The Report identifies public/private partnerships for the production and sale of GIS data as an area where data protection legislation confined to the public sector is of limited effectiveness. Within the context of the existing Ontario legislation this reinforces the need for more proactive policies by public agencies to ensure that the privacy aspects are addressed in the planning and publicity associated with GIS projects.

The Report concludes with a useful Privacy Impact Statement for public sector organisations wishing to assess the possible implications of a GIS related project.

The Ontario Report and GIS provide a useful starting point for exploring a new technology with significant privacy implications. Because of the existence of a robust social and ethical critique of GIS among professional geographers, a further exploration of the privacy issues offers an opportunity to expand the discourse on privacy, beyond the somewhat narrow legal and technical parameters which often characterise it.

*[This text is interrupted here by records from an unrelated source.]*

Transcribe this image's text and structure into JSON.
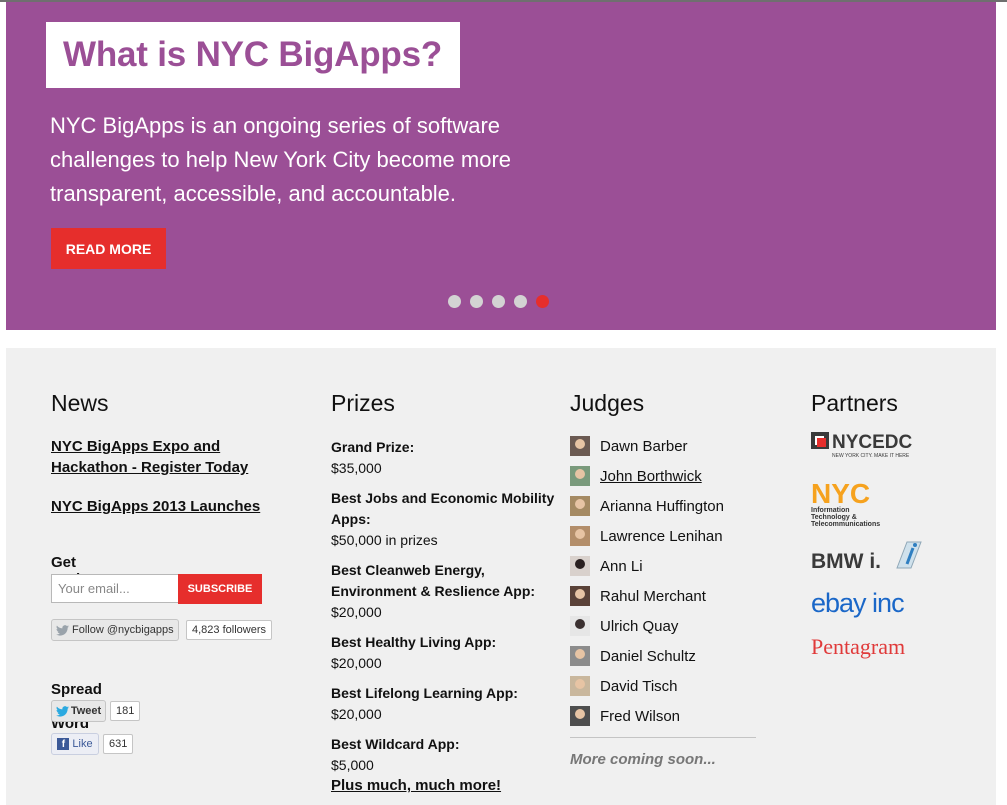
{
  "hero": {
    "title": "What is NYC BigApps?",
    "text": "NYC BigApps is an ongoing series of software challenges to help New York City become more transparent, accessible, and accountable.",
    "button": "READ MORE",
    "slides": 5,
    "active_slide": 5,
    "colors": {
      "background": "#9b4f96",
      "accent": "#e62e2c"
    }
  },
  "news": {
    "heading": "News",
    "items": [
      "NYC BigApps Expo and Hackathon - Register Today",
      "NYC BigApps 2013 Launches"
    ],
    "updates_heading": "Get Updates",
    "email_placeholder": "Your email...",
    "subscribe": "SUBSCRIBE",
    "follow": "Follow @nycbigapps",
    "followers": "4,823 followers",
    "spread_heading": "Spread the Word",
    "tweet": "Tweet",
    "tweet_count": "181",
    "like": "Like",
    "like_count": "631"
  },
  "prizes": {
    "heading": "Prizes",
    "items": [
      {
        "title": "Grand Prize:",
        "amount": "$35,000"
      },
      {
        "title": "Best Jobs and Economic Mobility Apps:",
        "amount": "$50,000 in prizes"
      },
      {
        "title": "Best Cleanweb Energy, Environment & Reslience App:",
        "amount": "$20,000"
      },
      {
        "title": "Best Healthy Living App:",
        "amount": "$20,000"
      },
      {
        "title": "Best Lifelong Learning App:",
        "amount": "$20,000"
      },
      {
        "title": "Best Wildcard App:",
        "amount": "$5,000"
      }
    ],
    "more": "Plus much, much more!"
  },
  "judges": {
    "heading": "Judges",
    "items": [
      "Dawn Barber",
      "John Borthwick",
      "Arianna Huffington",
      "Lawrence Lenihan",
      "Ann Li",
      "Rahul Merchant",
      "Ulrich Quay",
      "Daniel Schultz",
      "David Tisch",
      "Fred Wilson"
    ],
    "more": "More coming soon..."
  },
  "partners": {
    "heading": "Partners",
    "nycedc": "NYCEDC",
    "nycedc_tag": "NEW YORK CITY. MAKE IT HERE",
    "nyc": "NYC",
    "nyc_sub1": "Information",
    "nyc_sub2": "Technology &",
    "nyc_sub3": "Telecommunications",
    "bmwi": "BMW i.",
    "ebay": "ebay inc",
    "pentagram": "Pentagram"
  }
}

Reviewed by John Gaudin, Research Officer, NSW Privacy Committee. (jgaudin@geko.net.au)

References

Curry, Michael R, ‘In plain and open view: Geographic Information Systems and the problem of privacy’, 1994, http://www.spatial.maine.edu/relatedpublications.html

Graham, Stephen ‘Surveillant Systems and the City: GIS and Urban Panopticism,’ Conference Paper Abstract, 1996 at http://www.ncgia.ucsb.edu/conf/BALTIMORE/bios.html

Hornery, A ‘Direct marketing: they’re watching you’ Sydney Morning Herald 14 June 1997, p 95.

Monmonier, Mark, How to Lie with Maps, Chicago & London, 1991.

Ontario Information and Privacy Commissioner, Geographical Information Systems, Toronto March 1997 (http://www.ipc.on.ca//web site.eng/whatsnew/whatsnew.htm)

Pickles, J ed, Ground Truth: The Social Implications of Geographical Information Systems, NY, 1995.


[1] See Pickles, 1995 and the papers from the conference on ‘Law and Information Policy for Spatial Databases’ held in Tempe Arizona in October 1994 on http://www.spatial.maine.edu/relatedpublications.html

[2] Hornery, 1997.

[3] Graham, 1996; J Goss in Pickles, 1995.

[4] See Monmonier, 1991 for an accessible overview of the issues.


AustLII: Copyright Policy | Disclaimers | Privacy Policy | Feedback
URL: http://www.austlii.edu.au/au/journals/PrivLawPRpr/1997/42.html